What is needed is a copy of each line in the listing that contains "this".

DATA UNDER STUDY.
◆ ◆ ◆ ◆

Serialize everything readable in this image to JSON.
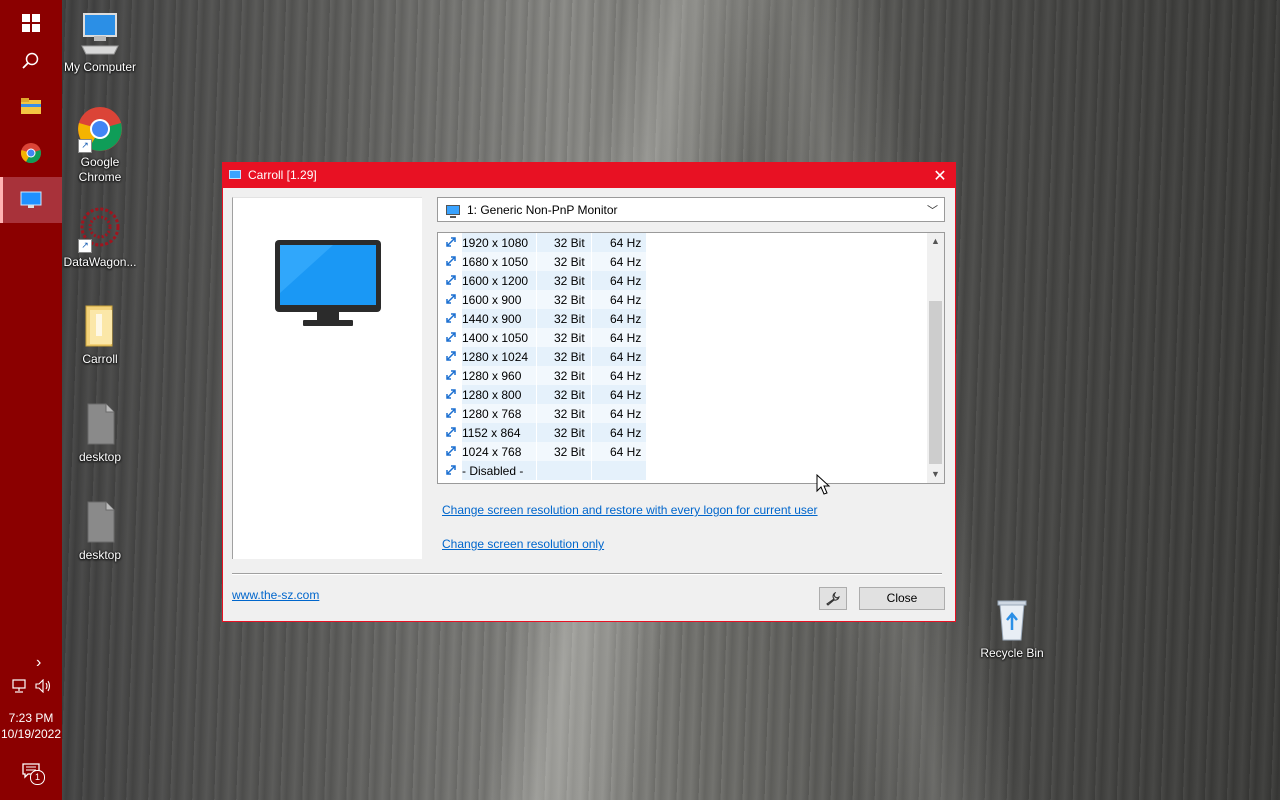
{
  "taskbar": {
    "time": "7:23 PM",
    "date": "10/19/2022",
    "notification_count": "1",
    "show_more_glyph": "›"
  },
  "desktop_icons": {
    "my_computer": "My Computer",
    "google_chrome": "Google Chrome",
    "datawagon": "DataWagon...",
    "carroll": "Carroll",
    "desktop_1": "desktop",
    "desktop_2": "desktop",
    "recycle_bin": "Recycle Bin"
  },
  "window": {
    "title": "Carroll [1.29]",
    "close_glyph": "✕",
    "monitor_select": {
      "value": "1: Generic Non-PnP Monitor"
    },
    "resolutions": [
      {
        "res": "1920 x 1080",
        "bits": "32 Bit",
        "hz": "64 Hz"
      },
      {
        "res": "1680 x 1050",
        "bits": "32 Bit",
        "hz": "64 Hz"
      },
      {
        "res": "1600 x 1200",
        "bits": "32 Bit",
        "hz": "64 Hz"
      },
      {
        "res": "1600 x 900",
        "bits": "32 Bit",
        "hz": "64 Hz"
      },
      {
        "res": "1440 x 900",
        "bits": "32 Bit",
        "hz": "64 Hz"
      },
      {
        "res": "1400 x 1050",
        "bits": "32 Bit",
        "hz": "64 Hz"
      },
      {
        "res": "1280 x 1024",
        "bits": "32 Bit",
        "hz": "64 Hz"
      },
      {
        "res": "1280 x 960",
        "bits": "32 Bit",
        "hz": "64 Hz"
      },
      {
        "res": "1280 x 800",
        "bits": "32 Bit",
        "hz": "64 Hz"
      },
      {
        "res": "1280 x 768",
        "bits": "32 Bit",
        "hz": "64 Hz"
      },
      {
        "res": "1152 x 864",
        "bits": "32 Bit",
        "hz": "64 Hz"
      },
      {
        "res": "1024 x 768",
        "bits": "32 Bit",
        "hz": "64 Hz"
      },
      {
        "res": "- Disabled -",
        "bits": "",
        "hz": ""
      }
    ],
    "link_restore": "Change screen resolution and restore with every logon for current user",
    "link_only": "Change screen resolution only",
    "website": "www.the-sz.com",
    "close_button": "Close"
  },
  "colors": {
    "taskbar": "#8b0000",
    "title_bar": "#e81123",
    "link": "#0066cc",
    "row_highlight": "#e5f1fb"
  }
}
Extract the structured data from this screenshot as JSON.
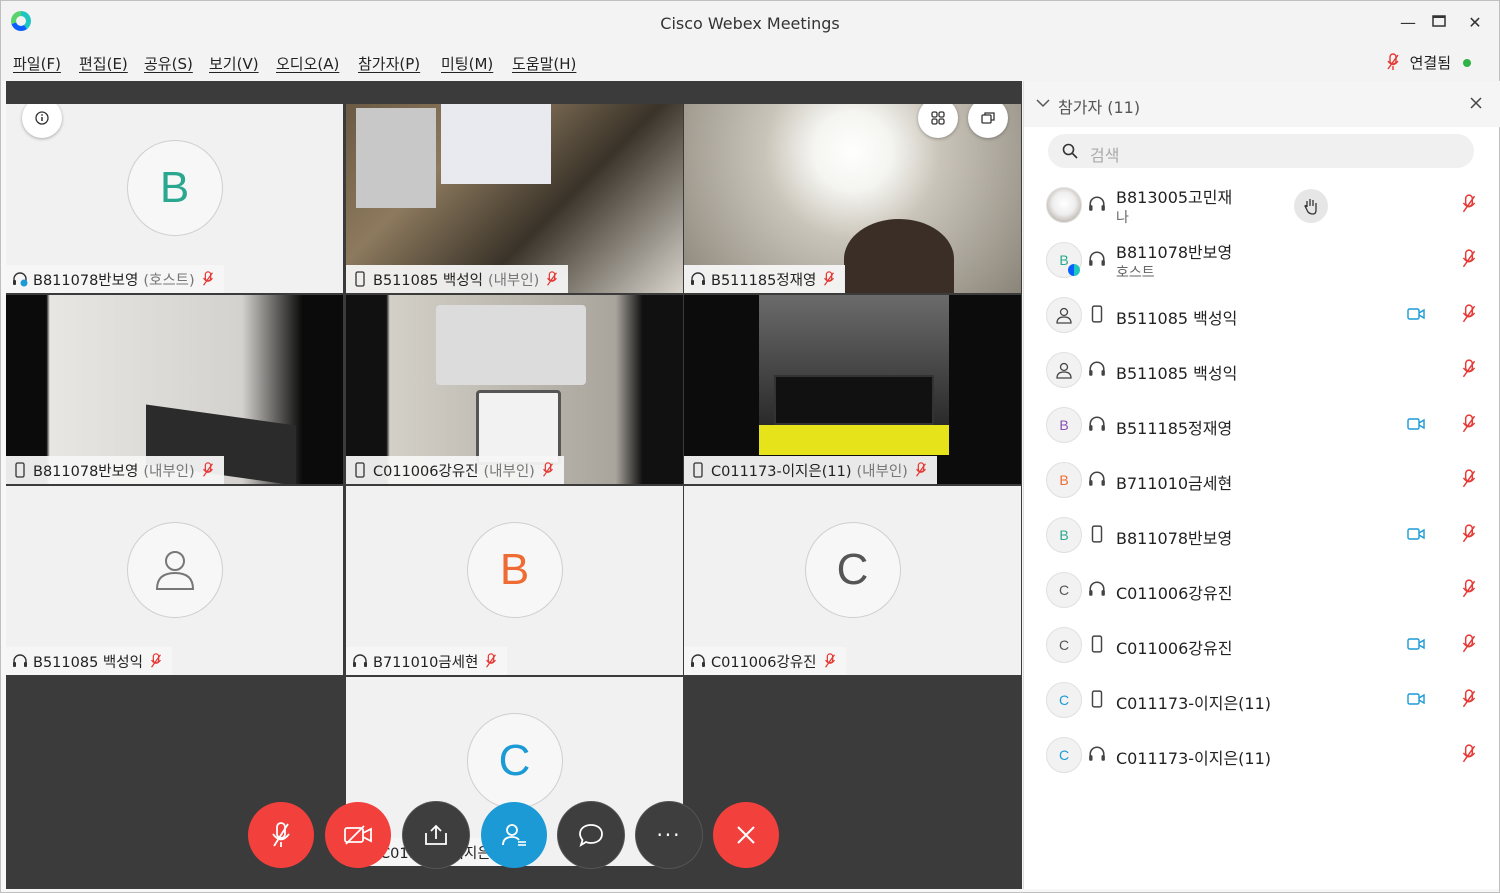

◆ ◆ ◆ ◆

RESULT OF THE EXERCISE.
Serialize everything readable in this image to JSON.
Extract the structured data from this screenshot as JSON.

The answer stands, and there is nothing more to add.